Cheers to local students pursuing internships and independent study opportunities and Jeers to banning some articles of promiscuity, but not enforcing spelled-out dress codes local students pursing internships and independent study opportunities   

    Becoming an intern or working through your school's independent studies program can be exhilirating. For some students, it's their first real "job."    

    If journalism is the field they choose, they're in for a treat. Not only would they enhance their writing and photography skills, but they gain confidence and connect with their community.    

    For someone new to the area, working with the media helps you learn your way around town and meet people you wouldn't have had to the chance to meet before. Even a small town like Crookston has a lot going on and these programs provide students the opportunity to see it first hand.    

    The Crookston Daily Times currently has an opening for a Crookston High School junior or senior looking for an independent study opportunity during Spring Semester 2015. The student would work one or two hours in the Times’ newsroom each morning, Monday through Friday, for academic credit.    

    In addition, the Times will more than likely once again have a paid summer internship opening next summer, made possible through the Minnesota Newspaper Association and Carl & Eloise Pohlad Foundation. The student, age 16 to 19 (2015 graduates are eligible), would work 200 hours as a Times reporter and photographer over the summer.    

    If you're interested in either opportunity, contact Times Managing Editor Mike Christopherson at or your school independent study coordinator.

                                                                            – Jess Bengtson banning some articles of promiscuity, but not enforcing spelled-out dress codes   

    Oak Grove, a private school in the Fargo area, recently placed a ban on the ever-popular yoga pants, "yogas" or "leggings" for short.
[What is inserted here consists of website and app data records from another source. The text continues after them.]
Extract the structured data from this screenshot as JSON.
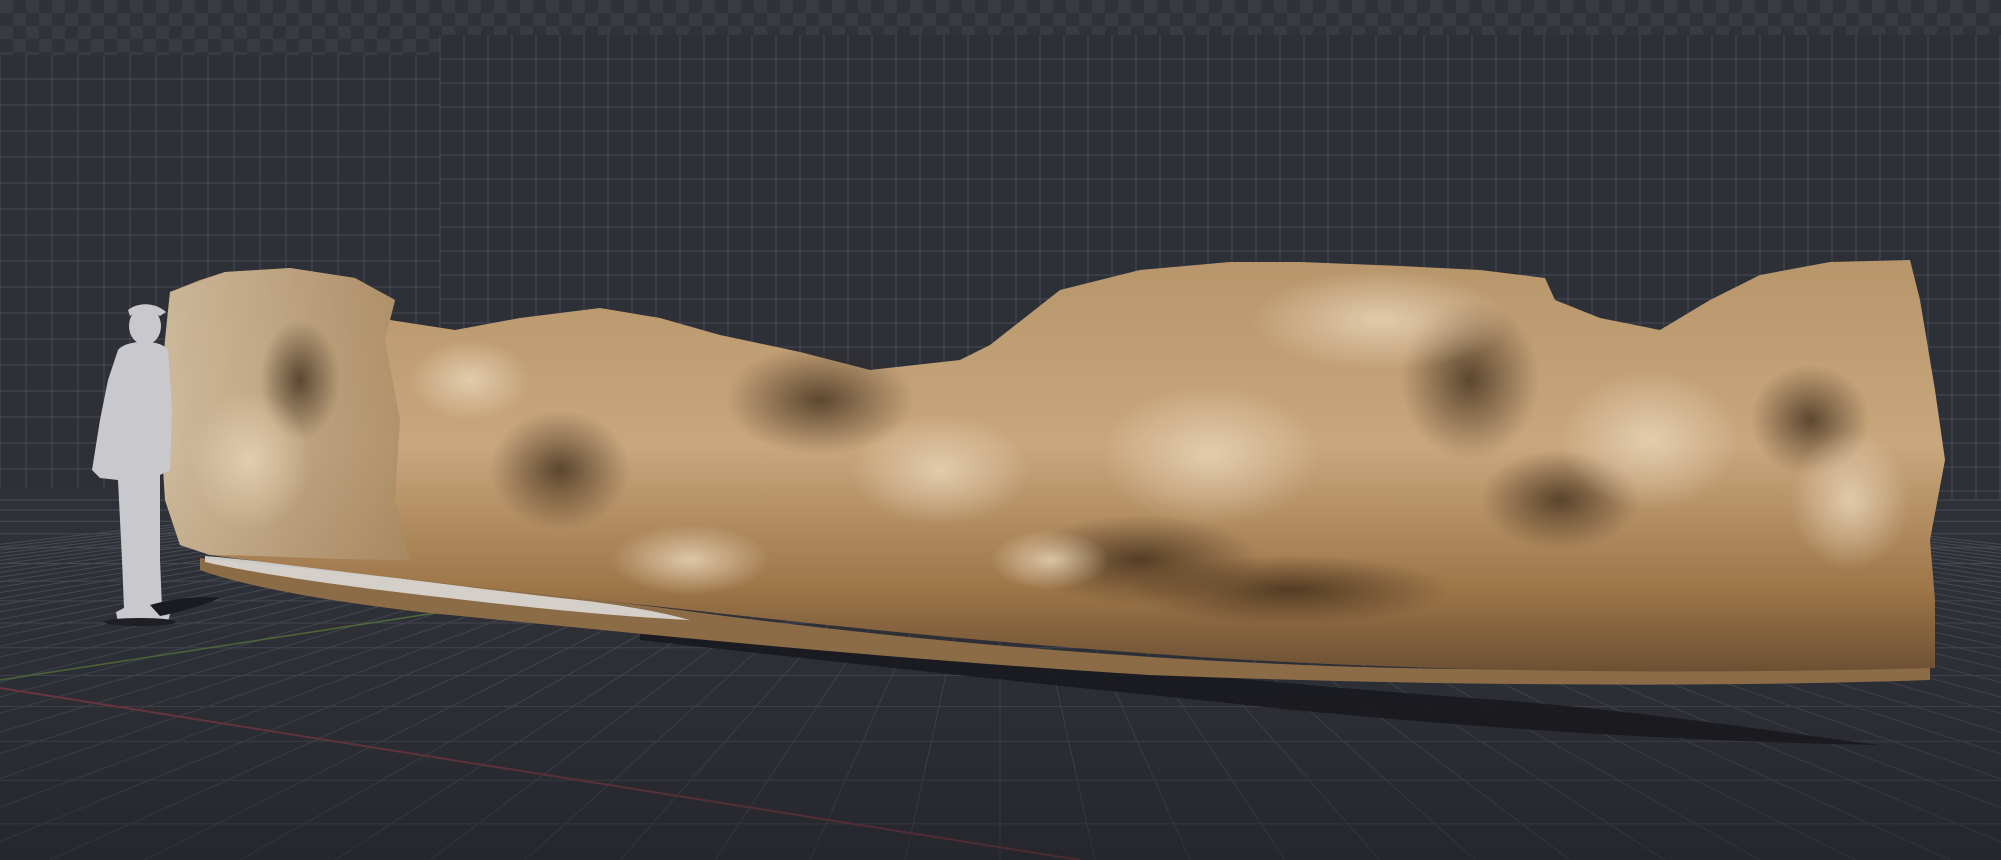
{
  "scene": {
    "kind": "3d-viewport-render",
    "subject": "rock-wall-scan",
    "scale_reference": "human-silhouette",
    "colors": {
      "backdrop": "#2b2d35",
      "floor": "#2f3138",
      "grid_line": "#4a4c55",
      "x_axis": "#8a3b45",
      "y_axis": "#5b7a3a",
      "rock_light": "#c9a77d",
      "rock_mid": "#a27a4c",
      "rock_dark": "#5e4127",
      "silhouette": "#c8c8cc",
      "shadow": "#17181c"
    }
  }
}
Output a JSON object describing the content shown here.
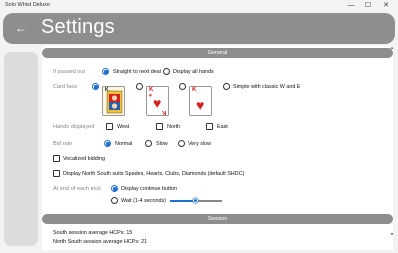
{
  "window": {
    "title": "Solo Whist Deluxe",
    "minimize": "—",
    "maximize": "☐",
    "close": "✕"
  },
  "header": {
    "back_icon": "←",
    "title": "Settings"
  },
  "sections": {
    "general": "General",
    "session": "Session"
  },
  "general": {
    "passed_out": {
      "label": "If passed out",
      "options": [
        "Straight to next deal",
        "Display all hands"
      ],
      "selected": 0
    },
    "card_face": {
      "label": "Card face",
      "option_simple": "Simple with classic W and E",
      "selected": 0
    },
    "hands_displayed": {
      "label": "Hands displayed",
      "options": [
        "West",
        "North",
        "East"
      ]
    },
    "bid_rate": {
      "label": "Bid rate",
      "options": [
        "Normal",
        "Slow",
        "Very slow"
      ],
      "selected": 0
    },
    "vocalized_bidding": "Vocalized bidding",
    "display_north_south": "Display North South suits Spades, Hearts, Clubs, Diamonds (default SHDC)",
    "end_of_trick": {
      "label": "At end of each trick",
      "options": [
        "Display continue button",
        "Wait (1-4 seconds)"
      ],
      "selected": 0,
      "wait_fraction": 0.5
    }
  },
  "session": {
    "south_hcp": "South session average HCPs: 15",
    "north_south_hcp": "North South session average HCPs: 21"
  },
  "cards": {
    "rank": "K",
    "suit": "♥",
    "suit_color": "#d42020"
  },
  "colors": {
    "accent": "#1e6fd0",
    "section_bar": "#8e8e8e"
  }
}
Their reasoning? Students simply weren't following the dress code, which permitted the fashion trend as long as the student's backside was covered. However, with enough offenses, the school district decided to revise their policy to completely end the trend of spandex at the school.   

    So what does this mean for the community of Crookston? Simply leaf through the school handbook, for example. There is a clear section that denotes what is appropriate clothing and what is not. Complete with pictures, the district-approved handbook depicts baggy pants as a no go, along with crop tops, low cut shirts, strappy shirts, bandeau tops and shorts that fail to cover enough thigh. While everyone is aware of the dress code, it seems to be enforced on a personal, case-by-case basis. Some will be scolded and told to change their attire, while others simply walk by in their attire of "personal expression."   

    Jeers to banning some articles of promiscuity, but not entirely enforcing spelled-out dress codes. If you're going to have a dress code, be fair and consistent about enforcing it.    

    There's a fine line between personal expression through clothing and defying something that is clearly written. Let's either change the code or start enforcing it fully and fairly.

                                                         – Torrie Greer, Times intern